- Hold a microcentrifuge tube under the column, then remove the bottom cap from the column and collect ~250 μL of the liquid that leaves the column.
- Label the microcentrifuge tube as "wash" and give it to the Instructor! This aliquot will be used later when protein expression and purity are examined.
- Allow the rest of the wash to run through. Cap the bottom of the column when the liquid level reaches the top of the resin.
- To elute the TDP43-RRM12 protein from the affinity column, add 1 mL of 1X PBS containing 250 mM imidazole and resuspend by pipetting up and down using a P1000 pipette.
- To collect the purified TDP43-RRM12 protein, hold a 15 mL conical tube under the column, then remove the bottom cap from the column and collect the entire 1 mL of the liquid that leaves the column.
- Repeat Steps #12 and #13 a total of three times to collect 3 mL of eluate.
- Aliquot 30 μL of the eluate (from Step #14) to a fresh microcentrifuge tube.
- Label the microcentrifuge tube as "elution" and give it to the Instructor! This aliquot will be used later when protein expression and purity are examined.
- Lastly, resuspend the slurry from the Ni-NTA affinity column in 250 μL 1X PBS and transfer to a fresh microcentrifuge tube.
- Label the microcentrifuge tube as "slurry" and give it to the Instructor! This aliquot will be used later when protein expression and purity are examined.
In your laboratory notebook, complete the following:
- At several steps in the protein purification procedure, samples are collected that will be used later when protein expression and purity are examined. Consider why each of the samples listed below are saved as controls to measure the success of the purification.
- The pellet from Step #1.
- The lysate from Step #2.
- The flowthrough from Step #9.
- The wash from Step #10.
- The slurry from Step #16.
- What is occurring during the incubation in Step #7?
Part 3: Desalt purified protein
To further prepare the purified protein for the functional assay you will use to assess aggregation, you first need to remove the salt from your protein sample.
- Retrieve a Zeba column from the front laboratory bench.
- Snap off the bottom of a Zeba column, place in a 15 mL conical tube, then loosen the column's cap.
- In the large centrifuge on the instructors bench, centrifuge your columns at 1000 rcf for 2 minutes.
- Transfer the column to a fresh 15 mL conical tube, and then gently add all ~3 mL of your purified protein eluate to the center of the compacted resin.
- Be sure to label the conical tube with your section / team information!
- Centrifuge the column at 1000 rcf for 2 minutes.

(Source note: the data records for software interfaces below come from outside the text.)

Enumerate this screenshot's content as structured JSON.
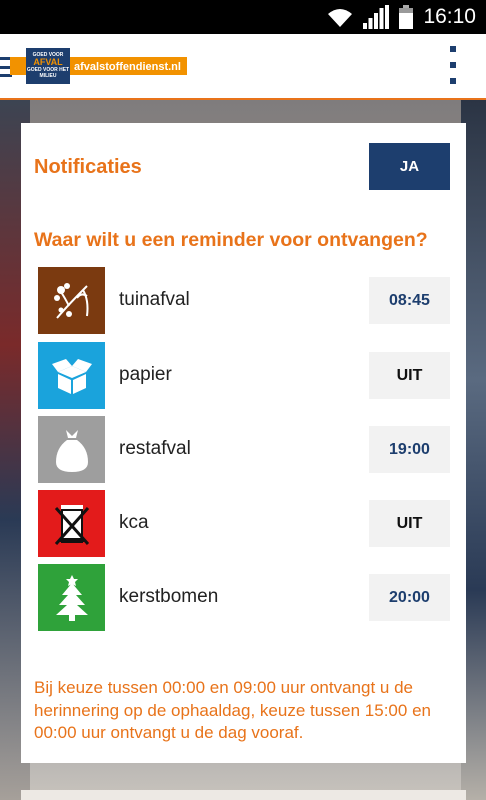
{
  "status_bar": {
    "time": "16:10"
  },
  "app_bar": {
    "logo_text": "afvalstoffendienst.nl",
    "logo_tag_top": "GOED VOOR",
    "logo_tag_mid": "AFVAL",
    "logo_tag_small": "GOED VOOR HET",
    "logo_tag_bottom": "MILIEU"
  },
  "card": {
    "notifications_label": "Notificaties",
    "notifications_toggle": "JA",
    "question": "Waar wilt u een reminder voor ontvangen?",
    "items": [
      {
        "label": "tuinafval",
        "value": "08:45",
        "color": "#7b3a10",
        "icon": "garden-waste-icon"
      },
      {
        "label": "papier",
        "value": "UIT",
        "color": "#1aa3dc",
        "icon": "paper-box-icon"
      },
      {
        "label": "restafval",
        "value": "19:00",
        "color": "#9e9e9e",
        "icon": "waste-bag-icon"
      },
      {
        "label": "kca",
        "value": "UIT",
        "color": "#e31b1b",
        "icon": "chemical-waste-icon"
      },
      {
        "label": "kerstbomen",
        "value": "20:00",
        "color": "#2fa23a",
        "icon": "christmas-tree-icon"
      }
    ],
    "footnote": "Bij keuze tussen 00:00 en 09:00 uur ontvangt u de herinnering op de ophaaldag, keuze tussen 15:00 en 00:00 uur ontvangt u de dag vooraf."
  },
  "colors": {
    "accent": "#e8731a",
    "brand": "#1d3e6e"
  }
}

- Give the desalted purified protein to the Instructor. Your protein will be stored at 4 °C until the next class session.
- Luria broth (LB) (from BD sciences)

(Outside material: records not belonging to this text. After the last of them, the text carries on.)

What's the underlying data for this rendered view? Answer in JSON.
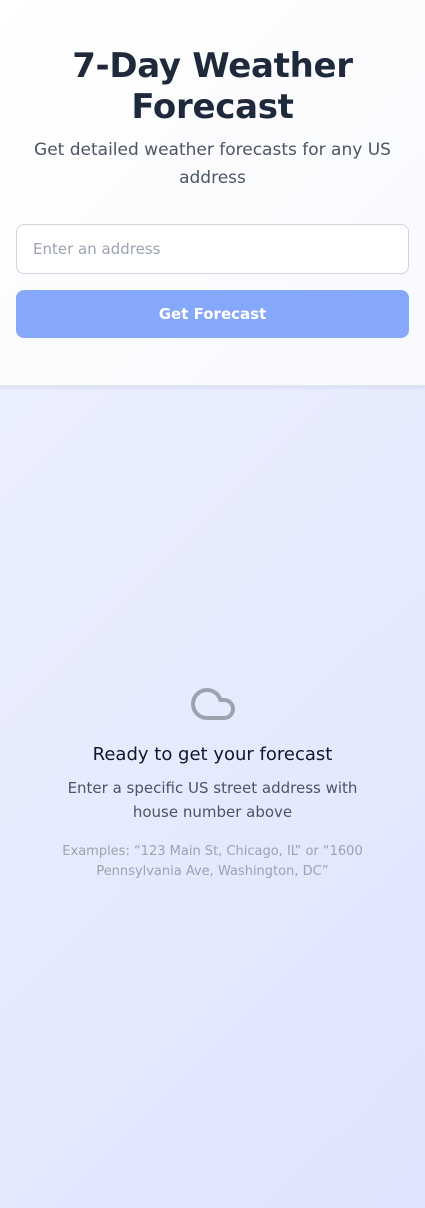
{
  "header": {
    "title": "7-Day Weather Forecast",
    "subtitle": "Get detailed weather forecasts for any US address"
  },
  "search": {
    "placeholder": "Enter an address",
    "value": "",
    "button_label": "Get Forecast"
  },
  "empty_state": {
    "icon": "cloud-icon",
    "title": "Ready to get your forecast",
    "description": "Enter a specific US street address with house number above",
    "examples": "Examples: “123 Main St, Chicago, IL” or “1600 Pennsylvania Ave, Washington, DC”"
  },
  "colors": {
    "title": "#1e293b",
    "button": "#86a8fb",
    "icon": "#9ca3af"
  }
}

- ampicillin (from Sigma)
- isopropyl β-d-1-thiogalactopyranoside (IPTG) (from Sigma)
- arabinose (from Sigma)
- 2x B-Per bacterial protein extraction reagent (from ThermoFisher)

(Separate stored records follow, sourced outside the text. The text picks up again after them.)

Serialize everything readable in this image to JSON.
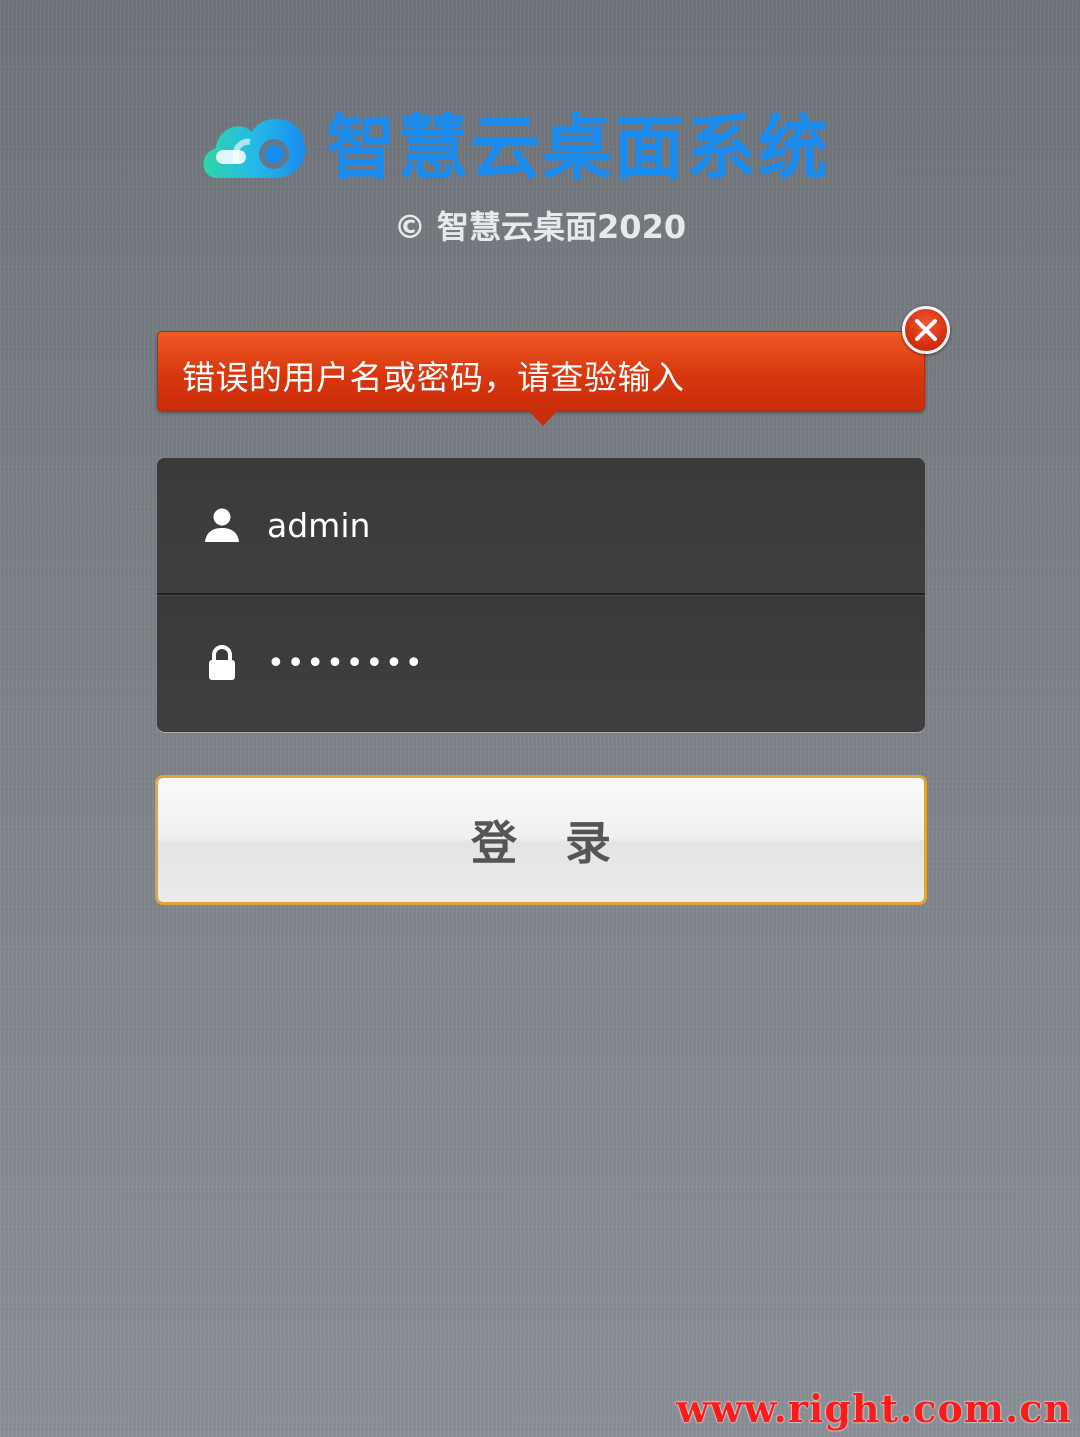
{
  "brand": {
    "logo_text": "智慧云桌面系统",
    "copyright": "© 智慧云桌面2020",
    "logo_color": "#1a8cf0"
  },
  "error": {
    "message": "错误的用户名或密码，请查验输入",
    "close_icon": "close-icon",
    "color": "#d8370f"
  },
  "login_form": {
    "username": {
      "icon": "user-icon",
      "value": "admin"
    },
    "password": {
      "icon": "lock-icon",
      "value": "••••••••"
    },
    "submit_label": "登 录"
  },
  "watermark": "www.right.com.cn"
}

- lysonase (from Sigma)
- phosphate saline buffer (PBS) (from VWR)
- Ni-NTA agarose (from Qiagen)
- imidazole (from Sigma)
- Zeba column (from Sigma)
- Protease inhibitor tablet (from Roche)
- BL21(A1) bacteria (from Invitrogen)
Next day: Assess purity and concentration of purified TDP43 protein
Previous day: Examine SMM data collected using TDP43 protein